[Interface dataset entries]
------

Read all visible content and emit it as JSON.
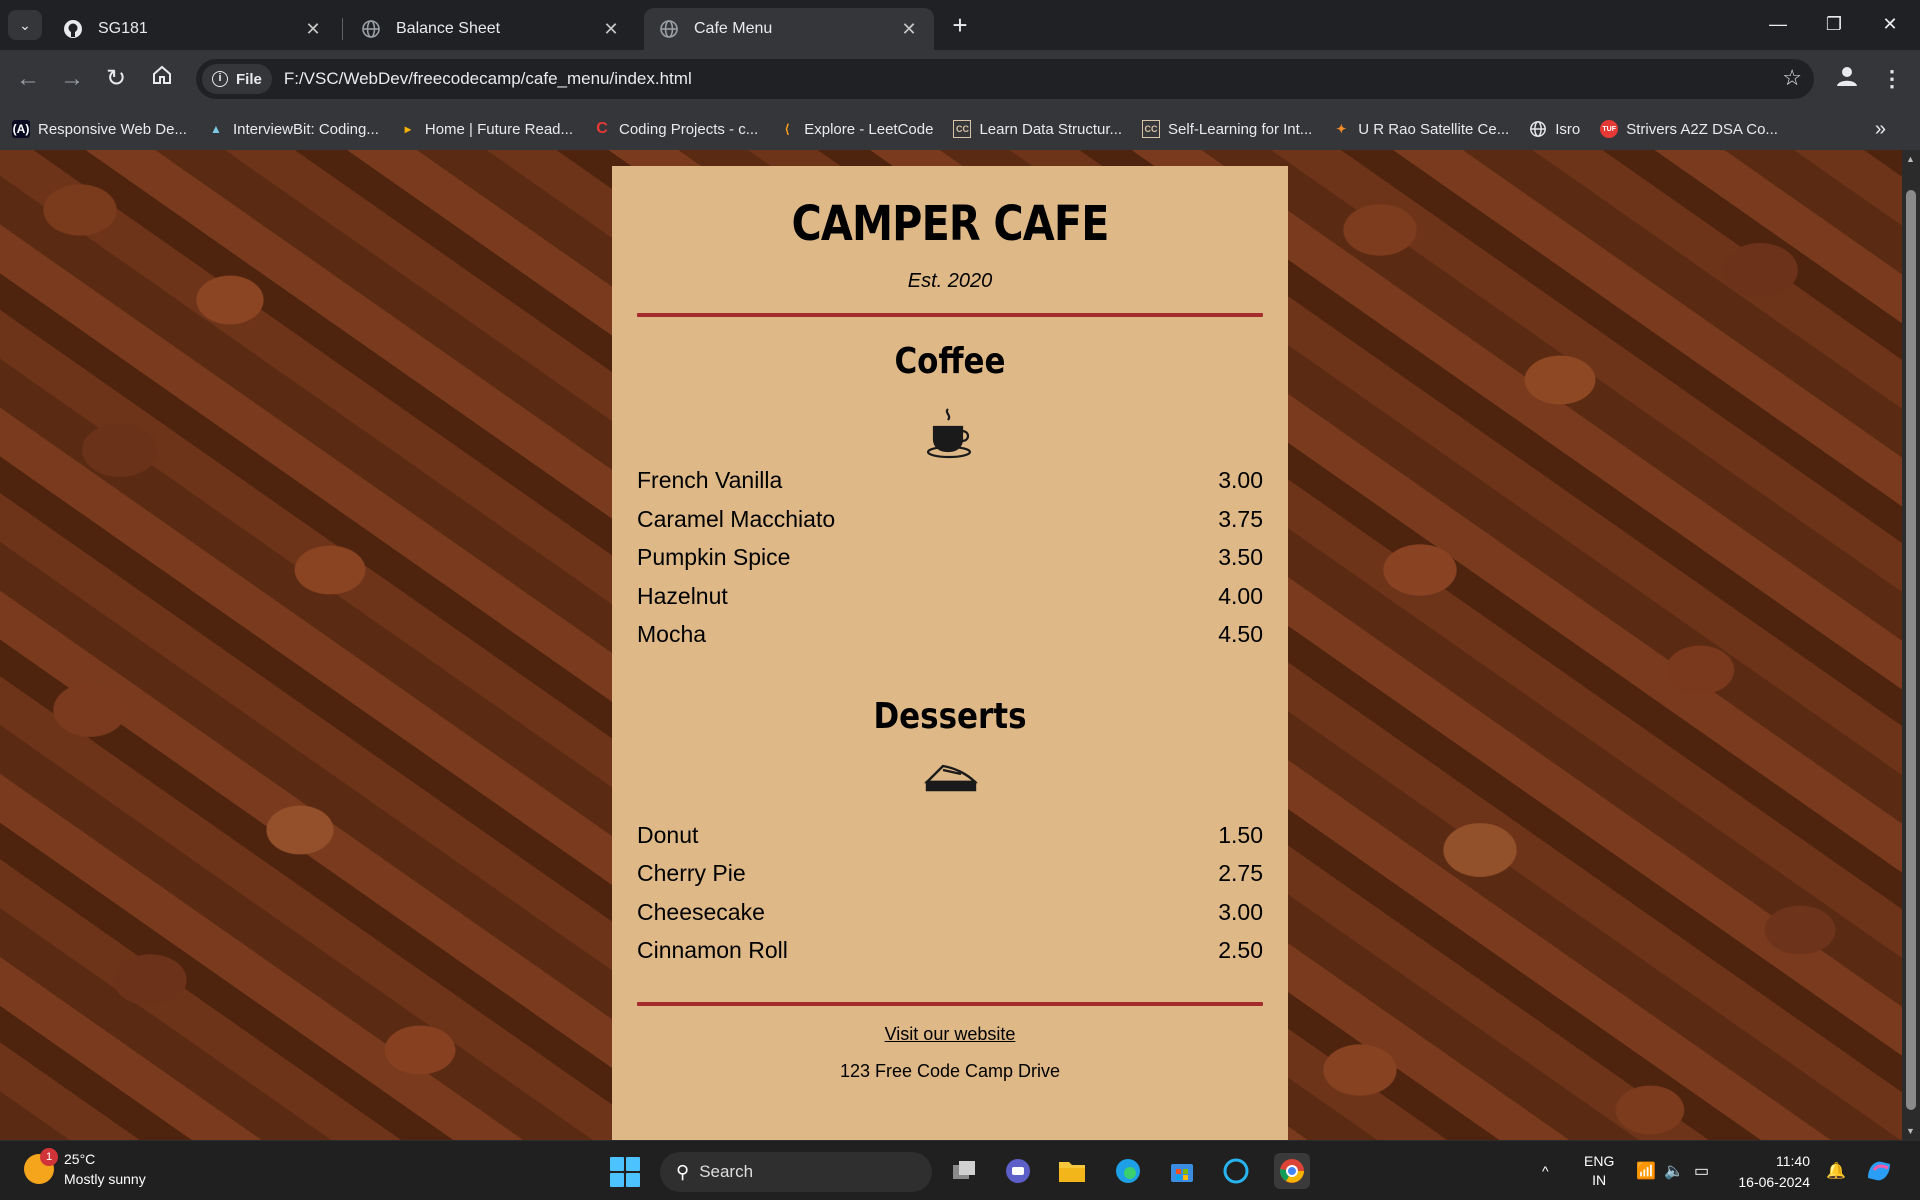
{
  "browser": {
    "tabs": [
      {
        "label": "SG181",
        "icon": "github-icon"
      },
      {
        "label": "Balance Sheet",
        "icon": "globe-icon"
      },
      {
        "label": "Cafe Menu",
        "icon": "globe-icon",
        "active": true
      }
    ],
    "address": {
      "chip": "File",
      "url": "F:/VSC/WebDev/freecodecamp/cafe_menu/index.html"
    },
    "bookmarks": [
      {
        "label": "Responsive Web De...",
        "icon": "freecodecamp-icon"
      },
      {
        "label": "InterviewBit: Coding...",
        "icon": "interviewbit-icon"
      },
      {
        "label": "Home | Future Read...",
        "icon": "play-icon"
      },
      {
        "label": "Coding Projects - c...",
        "icon": "c-logo-icon"
      },
      {
        "label": "Explore - LeetCode",
        "icon": "leetcode-icon"
      },
      {
        "label": "Learn Data Structur...",
        "icon": "cc-icon"
      },
      {
        "label": "Self-Learning for Int...",
        "icon": "cc-icon"
      },
      {
        "label": "U R Rao Satellite Ce...",
        "icon": "isro-icon"
      },
      {
        "label": "Isro",
        "icon": "globe-icon"
      },
      {
        "label": "Strivers A2Z DSA Co...",
        "icon": "tuf-icon"
      }
    ]
  },
  "menu": {
    "title": "CAMPER CAFE",
    "established": "Est. 2020",
    "coffee": {
      "heading": "Coffee",
      "items": [
        {
          "name": "French Vanilla",
          "price": "3.00"
        },
        {
          "name": "Caramel Macchiato",
          "price": "3.75"
        },
        {
          "name": "Pumpkin Spice",
          "price": "3.50"
        },
        {
          "name": "Hazelnut",
          "price": "4.00"
        },
        {
          "name": "Mocha",
          "price": "4.50"
        }
      ]
    },
    "desserts": {
      "heading": "Desserts",
      "items": [
        {
          "name": "Donut",
          "price": "1.50"
        },
        {
          "name": "Cherry Pie",
          "price": "2.75"
        },
        {
          "name": "Cheesecake",
          "price": "3.00"
        },
        {
          "name": "Cinnamon Roll",
          "price": "2.50"
        }
      ]
    },
    "footer": {
      "link": "Visit our website",
      "address": "123 Free Code Camp Drive"
    },
    "colors": {
      "card": "#deb887",
      "rule": "#a42c2c"
    }
  },
  "taskbar": {
    "weather": {
      "temp": "25°C",
      "condition": "Mostly sunny",
      "badge": "1"
    },
    "search_placeholder": "Search",
    "language": {
      "top": "ENG",
      "bottom": "IN"
    },
    "clock": {
      "time": "11:40",
      "date": "16-06-2024"
    }
  }
}
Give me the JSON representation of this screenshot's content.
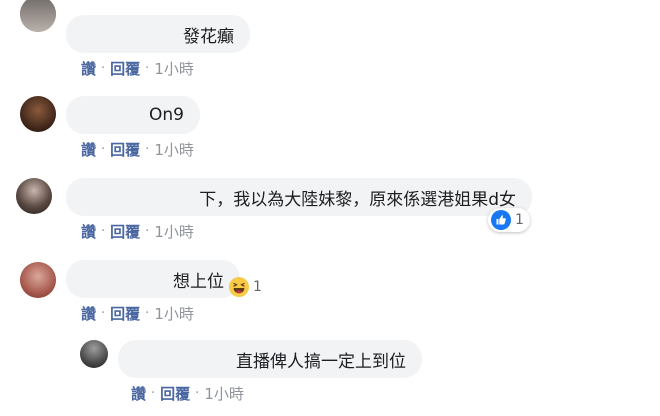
{
  "comments": [
    {
      "text": "發花癲",
      "actions": {
        "like": "讚",
        "reply": "回覆",
        "sep": "·",
        "time": "1小時"
      }
    },
    {
      "text": "On9",
      "actions": {
        "like": "讚",
        "reply": "回覆",
        "sep": "·",
        "time": "1小時"
      }
    },
    {
      "text": "下，我以為大陸妹黎，原來係選港姐果d女",
      "actions": {
        "like": "讚",
        "reply": "回覆",
        "sep": "·",
        "time": "1小時"
      },
      "reaction": {
        "icon": "like-icon",
        "count": "1"
      }
    },
    {
      "text": "想上位",
      "actions": {
        "like": "讚",
        "reply": "回覆",
        "sep": "·",
        "time": "1小時"
      },
      "reaction": {
        "icon": "haha-icon",
        "count": "1"
      }
    },
    {
      "text": "直播俾人搞一定上到位",
      "actions": {
        "like": "讚",
        "reply": "回覆",
        "sep": "·",
        "time": "1小時"
      }
    }
  ],
  "colors": {
    "bubble": "#f2f3f5",
    "link": "#4b67a1",
    "meta": "#90949c",
    "like_blue": "#1877f2",
    "haha_yellow": "#f7c948"
  }
}
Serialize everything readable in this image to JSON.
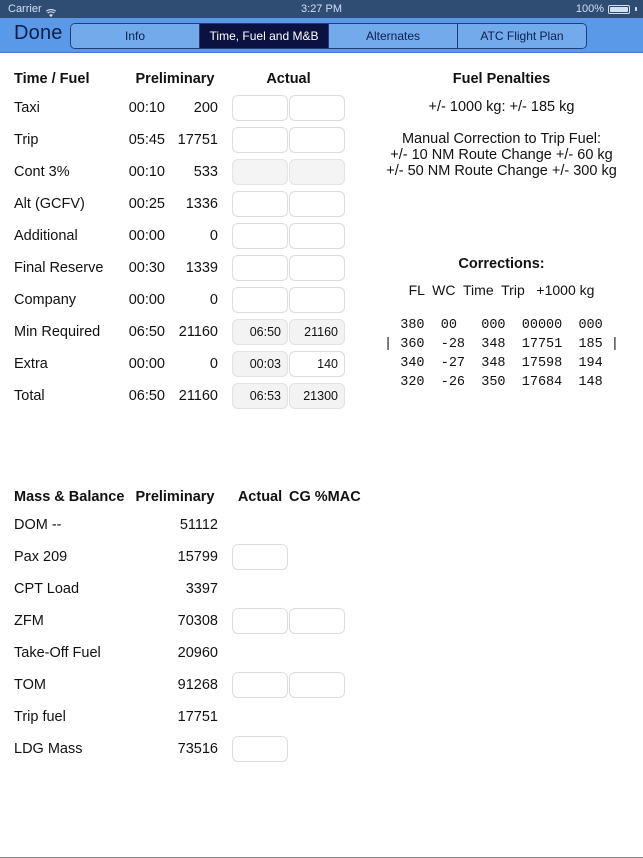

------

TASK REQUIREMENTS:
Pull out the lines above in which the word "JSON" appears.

ANSWER SPACE:
Read all visible content and emit it as JSON.
Give me the JSON representation of this screenshot's content.
Serialize everything readable in this image to JSON.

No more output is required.